***** Data section *****
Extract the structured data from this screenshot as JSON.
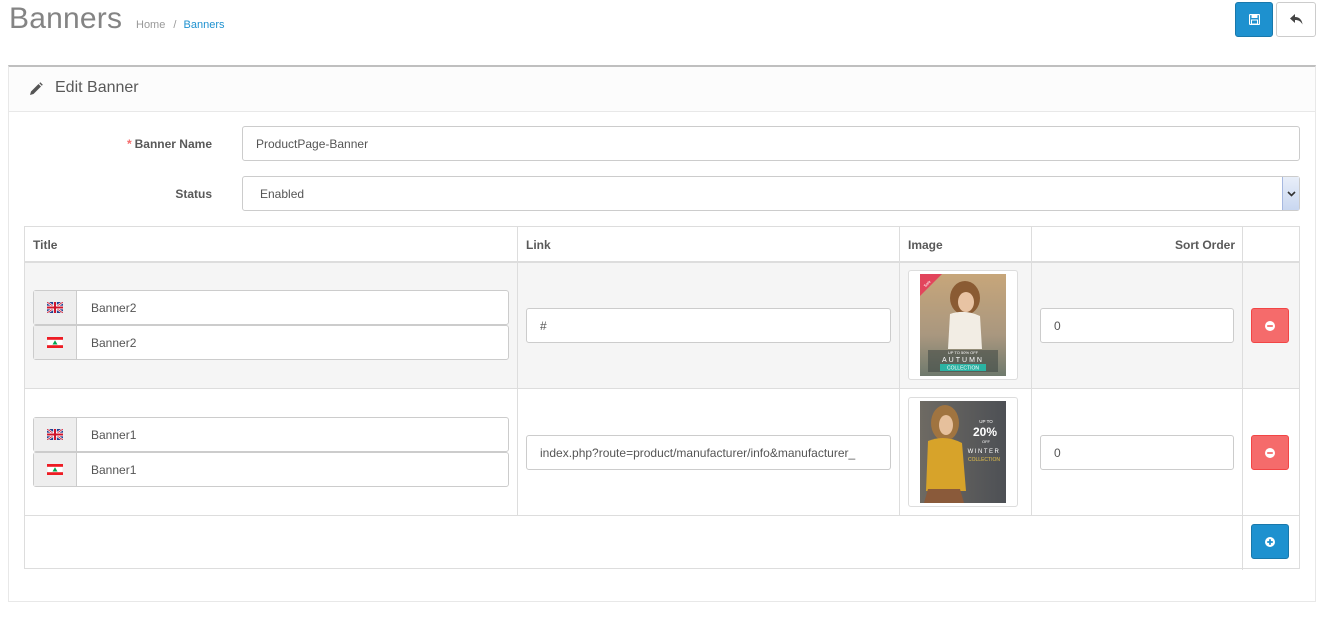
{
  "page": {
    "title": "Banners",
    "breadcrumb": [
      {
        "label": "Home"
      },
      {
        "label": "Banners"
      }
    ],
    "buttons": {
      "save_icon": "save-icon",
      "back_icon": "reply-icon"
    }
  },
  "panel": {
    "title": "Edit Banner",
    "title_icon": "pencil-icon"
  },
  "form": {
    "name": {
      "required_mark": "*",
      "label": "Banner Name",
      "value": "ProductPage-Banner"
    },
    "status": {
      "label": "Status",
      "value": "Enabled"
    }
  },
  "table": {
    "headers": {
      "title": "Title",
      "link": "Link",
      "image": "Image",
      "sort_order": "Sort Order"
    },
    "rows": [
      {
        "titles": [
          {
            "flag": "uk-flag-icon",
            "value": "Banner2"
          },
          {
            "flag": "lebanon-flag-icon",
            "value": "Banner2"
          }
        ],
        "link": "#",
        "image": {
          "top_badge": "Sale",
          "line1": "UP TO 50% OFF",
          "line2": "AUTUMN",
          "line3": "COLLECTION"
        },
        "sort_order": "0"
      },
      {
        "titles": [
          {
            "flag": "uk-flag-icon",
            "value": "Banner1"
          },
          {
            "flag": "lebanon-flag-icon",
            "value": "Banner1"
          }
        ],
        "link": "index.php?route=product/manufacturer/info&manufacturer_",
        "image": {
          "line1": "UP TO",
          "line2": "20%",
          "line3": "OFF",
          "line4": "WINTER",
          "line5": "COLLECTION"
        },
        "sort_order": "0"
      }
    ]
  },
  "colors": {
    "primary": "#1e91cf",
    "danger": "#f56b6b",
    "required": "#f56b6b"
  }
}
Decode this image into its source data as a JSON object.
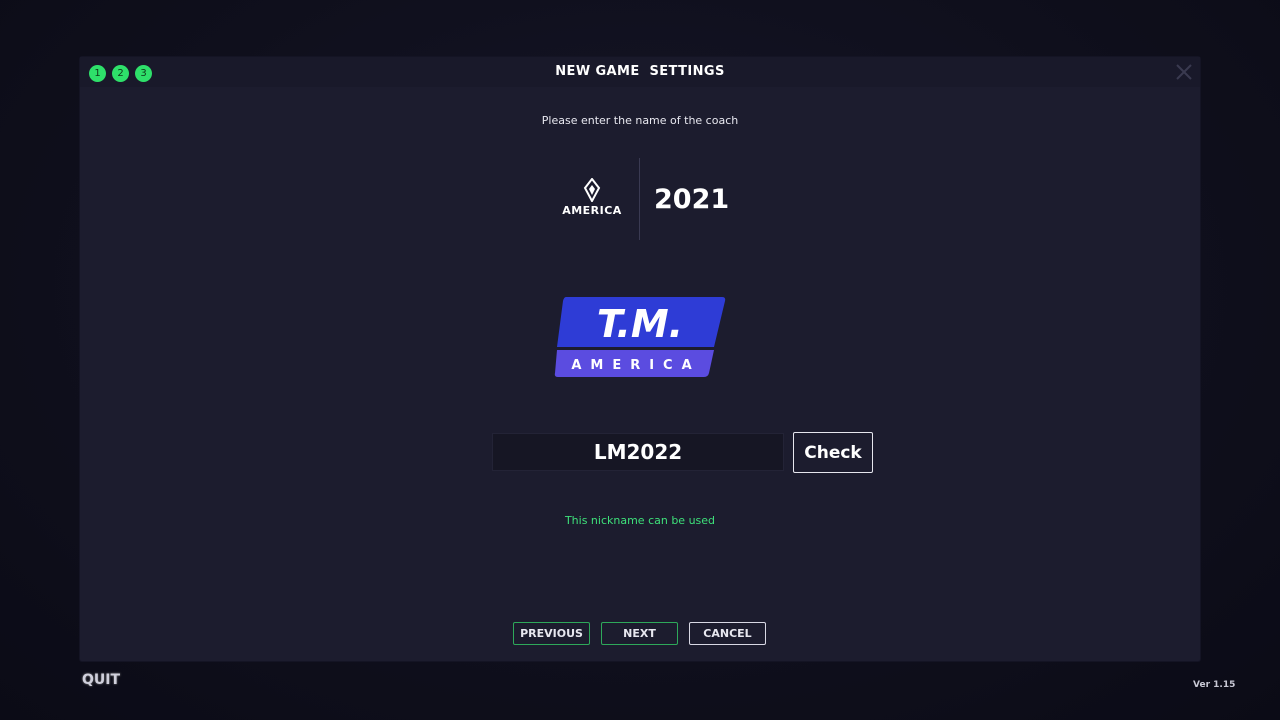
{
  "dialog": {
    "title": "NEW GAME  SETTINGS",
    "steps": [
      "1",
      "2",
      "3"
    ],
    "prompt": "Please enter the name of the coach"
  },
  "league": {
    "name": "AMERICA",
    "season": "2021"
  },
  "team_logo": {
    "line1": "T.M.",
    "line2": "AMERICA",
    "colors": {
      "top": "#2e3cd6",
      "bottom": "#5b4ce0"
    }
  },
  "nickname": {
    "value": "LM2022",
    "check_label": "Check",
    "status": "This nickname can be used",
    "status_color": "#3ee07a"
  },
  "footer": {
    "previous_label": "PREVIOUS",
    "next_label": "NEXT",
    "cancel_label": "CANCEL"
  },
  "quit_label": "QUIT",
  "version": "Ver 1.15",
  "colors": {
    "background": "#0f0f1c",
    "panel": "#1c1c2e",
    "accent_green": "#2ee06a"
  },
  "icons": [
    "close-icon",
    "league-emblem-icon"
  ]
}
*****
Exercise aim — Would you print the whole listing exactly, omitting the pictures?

Task response —
Extract the structured data from this screenshot as JSON.
{
  "page": {
    "title": "Banners",
    "breadcrumb": [
      {
        "label": "Home"
      },
      {
        "label": "Banners"
      }
    ],
    "buttons": {
      "save_icon": "save-icon",
      "back_icon": "reply-icon"
    }
  },
  "panel": {
    "title": "Edit Banner",
    "title_icon": "pencil-icon"
  },
  "form": {
    "name": {
      "required_mark": "*",
      "label": "Banner Name",
      "value": "ProductPage-Banner"
    },
    "status": {
      "label": "Status",
      "value": "Enabled"
    }
  },
  "table": {
    "headers": {
      "title": "Title",
      "link": "Link",
      "image": "Image",
      "sort_order": "Sort Order"
    },
    "rows": [
      {
        "titles": [
          {
            "flag": "uk-flag-icon",
            "value": "Banner2"
          },
          {
            "flag": "lebanon-flag-icon",
            "value": "Banner2"
          }
        ],
        "link": "#",
        "image": {
          "top_badge": "Sale",
          "line1": "UP TO 50% OFF",
          "line2": "AUTUMN",
          "line3": "COLLECTION"
        },
        "sort_order": "0"
      },
      {
        "titles": [
          {
            "flag": "uk-flag-icon",
            "value": "Banner1"
          },
          {
            "flag": "lebanon-flag-icon",
            "value": "Banner1"
          }
        ],
        "link": "index.php?route=product/manufacturer/info&manufacturer_",
        "image": {
          "line1": "UP TO",
          "line2": "20%",
          "line3": "OFF",
          "line4": "WINTER",
          "line5": "COLLECTION"
        },
        "sort_order": "0"
      }
    ]
  },
  "colors": {
    "primary": "#1e91cf",
    "danger": "#f56b6b",
    "required": "#f56b6b"
  }
}
Decode this image into its source data as a JSON object.
{
  "dialog": {
    "title": "NEW GAME  SETTINGS",
    "steps": [
      "1",
      "2",
      "3"
    ],
    "prompt": "Please enter the name of the coach"
  },
  "league": {
    "name": "AMERICA",
    "season": "2021"
  },
  "team_logo": {
    "line1": "T.M.",
    "line2": "AMERICA",
    "colors": {
      "top": "#2e3cd6",
      "bottom": "#5b4ce0"
    }
  },
  "nickname": {
    "value": "LM2022",
    "check_label": "Check",
    "status": "This nickname can be used",
    "status_color": "#3ee07a"
  },
  "footer": {
    "previous_label": "PREVIOUS",
    "next_label": "NEXT",
    "cancel_label": "CANCEL"
  },
  "quit_label": "QUIT",
  "version": "Ver 1.15",
  "colors": {
    "background": "#0f0f1c",
    "panel": "#1c1c2e",
    "accent_green": "#2ee06a"
  },
  "icons": [
    "close-icon",
    "league-emblem-icon"
  ]
}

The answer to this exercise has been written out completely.